Tomistoma (False Gharial, Malayan Gavial)
Tomistoma schlegelii (Muller, 1838)
Range: Southeast Asia, Indonesia
Habitat: Freshwater Wetlands, Peat Swamps
Diet: Fish, Turtles, Monkeys, Deer
Social Grouping: Solitary
Reproduction: Females construct mound-nests of leaves and peat, lay 20-30 eggs (sex of egg is determined by incubation temperature). Eggs hatch after 90-100 days. Unlike other crocodilians, tomistoma do not care for their young after hatching. Sexually mature when body length of 2-3 meters is reached.
Lifespan: 60-80 Years
Conservation Status: IUCN Endangered, CITES Appendix I
- Maximum body length 5-6 meters, adult weight 90-200 kilograms. Males larger than females
- Dark red-brown coloration with black banding on the tail and dark patches near the jaws; belly is cream-colored.
- Often likened to the gharial because of its slender snout, but uncertain as to whether it is more closely related to the gharial or to crocodiles. Slender snouts usually denote fish-eating in crocodilians, but tomistoma will also take larger mammals, such as deer or pigs
- Threatened by habitat loss (deforestation, construction of dams). Also harmed by local fishing practices, either becoming entangled in nets or poisoned by chemicals used to catch fish. The hide is not considered valuable, so they are not hunted for the skin trade

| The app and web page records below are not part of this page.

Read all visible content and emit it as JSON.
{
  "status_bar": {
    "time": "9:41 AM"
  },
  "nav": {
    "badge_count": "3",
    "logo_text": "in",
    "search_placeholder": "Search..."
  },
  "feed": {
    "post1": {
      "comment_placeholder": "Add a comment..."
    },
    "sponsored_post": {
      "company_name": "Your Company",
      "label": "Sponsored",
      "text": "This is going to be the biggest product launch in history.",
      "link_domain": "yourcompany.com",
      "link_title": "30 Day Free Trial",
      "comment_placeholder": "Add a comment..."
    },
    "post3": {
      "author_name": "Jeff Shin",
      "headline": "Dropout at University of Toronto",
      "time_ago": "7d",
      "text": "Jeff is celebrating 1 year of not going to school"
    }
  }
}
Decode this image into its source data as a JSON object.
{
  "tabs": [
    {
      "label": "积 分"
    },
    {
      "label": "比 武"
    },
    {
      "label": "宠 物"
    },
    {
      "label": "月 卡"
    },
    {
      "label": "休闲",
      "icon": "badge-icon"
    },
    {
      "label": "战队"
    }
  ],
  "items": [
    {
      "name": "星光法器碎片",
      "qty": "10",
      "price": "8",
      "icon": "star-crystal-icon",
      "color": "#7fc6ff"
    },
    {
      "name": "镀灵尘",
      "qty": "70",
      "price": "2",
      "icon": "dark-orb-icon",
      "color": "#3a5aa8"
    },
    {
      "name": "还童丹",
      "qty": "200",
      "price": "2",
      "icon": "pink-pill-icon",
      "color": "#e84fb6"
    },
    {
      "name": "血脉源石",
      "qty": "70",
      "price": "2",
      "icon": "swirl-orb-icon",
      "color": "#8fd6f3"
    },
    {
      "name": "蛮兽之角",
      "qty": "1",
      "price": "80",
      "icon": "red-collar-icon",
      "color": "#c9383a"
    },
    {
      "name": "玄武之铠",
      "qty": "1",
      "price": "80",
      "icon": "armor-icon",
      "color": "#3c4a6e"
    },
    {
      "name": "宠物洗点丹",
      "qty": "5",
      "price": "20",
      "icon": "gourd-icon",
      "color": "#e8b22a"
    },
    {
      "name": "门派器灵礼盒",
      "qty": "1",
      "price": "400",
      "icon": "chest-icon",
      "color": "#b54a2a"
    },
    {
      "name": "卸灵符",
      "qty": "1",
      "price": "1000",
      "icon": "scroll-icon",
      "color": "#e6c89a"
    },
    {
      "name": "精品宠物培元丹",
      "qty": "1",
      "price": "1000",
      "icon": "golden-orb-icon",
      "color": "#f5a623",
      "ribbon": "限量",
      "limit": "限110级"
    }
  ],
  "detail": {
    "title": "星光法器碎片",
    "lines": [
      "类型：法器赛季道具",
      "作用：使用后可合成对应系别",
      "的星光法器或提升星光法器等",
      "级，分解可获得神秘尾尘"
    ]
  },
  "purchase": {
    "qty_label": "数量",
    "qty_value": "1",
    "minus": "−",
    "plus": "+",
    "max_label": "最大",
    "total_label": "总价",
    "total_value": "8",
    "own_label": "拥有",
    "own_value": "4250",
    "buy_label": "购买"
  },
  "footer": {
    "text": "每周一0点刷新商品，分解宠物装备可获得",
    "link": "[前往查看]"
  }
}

- There are reports of at least three fatal attacks on humans by tomistoma
- "Tomistoma" comes from the Greek for "Sharp Mouth"